So I have quite a few Emily Dickinson inspired poems I’ve written but I have never started with her work.

I started with the featured poems. The first poem, Belief by Salovie was incredible. Such a huge world inside such a thin poem. I read it over and over and loved the ending, the feeling of this poem and the created word! I haven’t got a tumblr account but am enjoying seeing through NaPo that people are still using that platform.

After being blown away by the first featured poem, I read the next one. Calm by Christine Smart – which was the same word I chose for mine. I love a plum tree and found this considered thought to be meditative. I also liked the use of blending words into one word to create the invented word.

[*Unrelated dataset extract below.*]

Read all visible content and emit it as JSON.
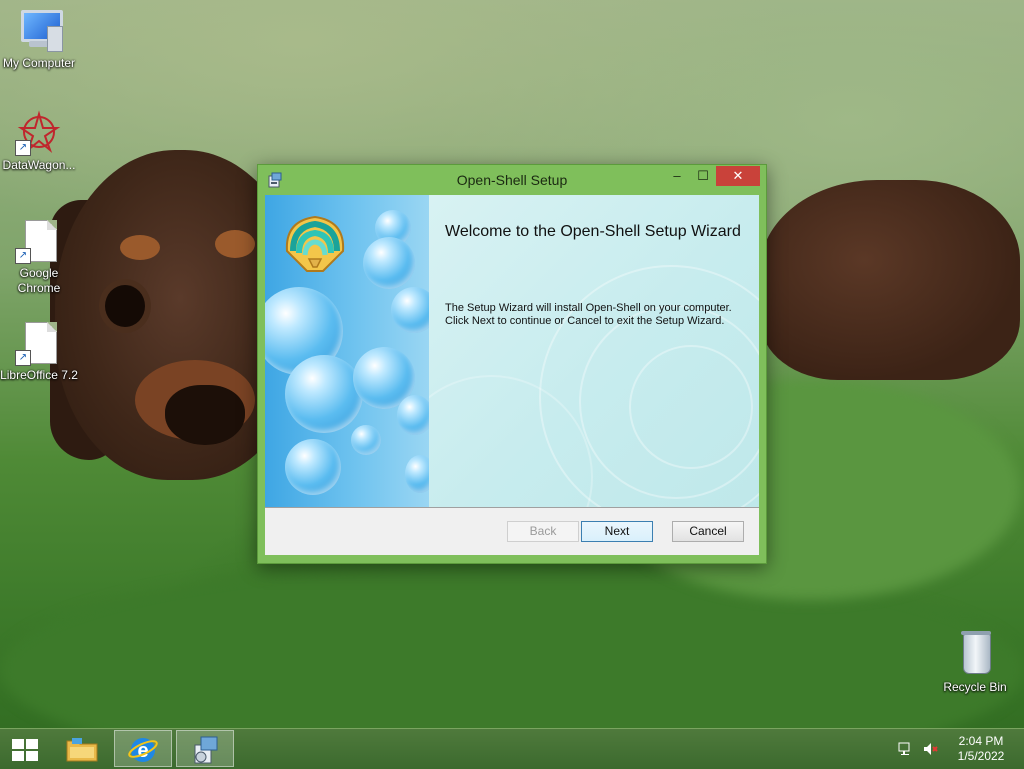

I know today’s resource and listened to one of the programmes as I got ready this morning.

I look forward to listening to more soon and have added it to the list.

I read Anne Boyer’s bio and the page about Emily.

I have several tomes of Dickinson’s poems but unable to resist a link I checked out the Poetry Foundation page and chose from there. There are obstacles between the desk and the bookcase – so it was easier too.

I read about twenty poems and eventually chose Wild nights – Wild nights! (269) and settled down to pen today’s poem. Shifting the poem into a block of prose makes it feel different immediately, although reading it I hold Dickinson’s rhythm. I already had my idea in mind when I read the poem and that’s why I chose it – but I have no idea how I am going to write that into it – I am just going to do it and see what happens.

I ended up writing an extremely personal poem which I may never share. Apt in a way. Because it was from a Dickinson poem the voice and structure feels like something I may not have arrived at without that frame being the starting point.

muscle memory, now our luxury.

I really enjoyed today’s NaPo – maybe it was the relief of time after a working week of squeezing NaPo in. I also managed to get to the A Common Sense Reading series this evening, there was a great Q&A/ discussion afterwards and lots of links shared.

It was lovely being on the call in real-time. I feel I may have found this resource too late as the next part f the programme restarts in Autumn and like most events is back to LIVE. However, Jordan Stempleman is planning to keep some readings online and I do have the archives to look forward to.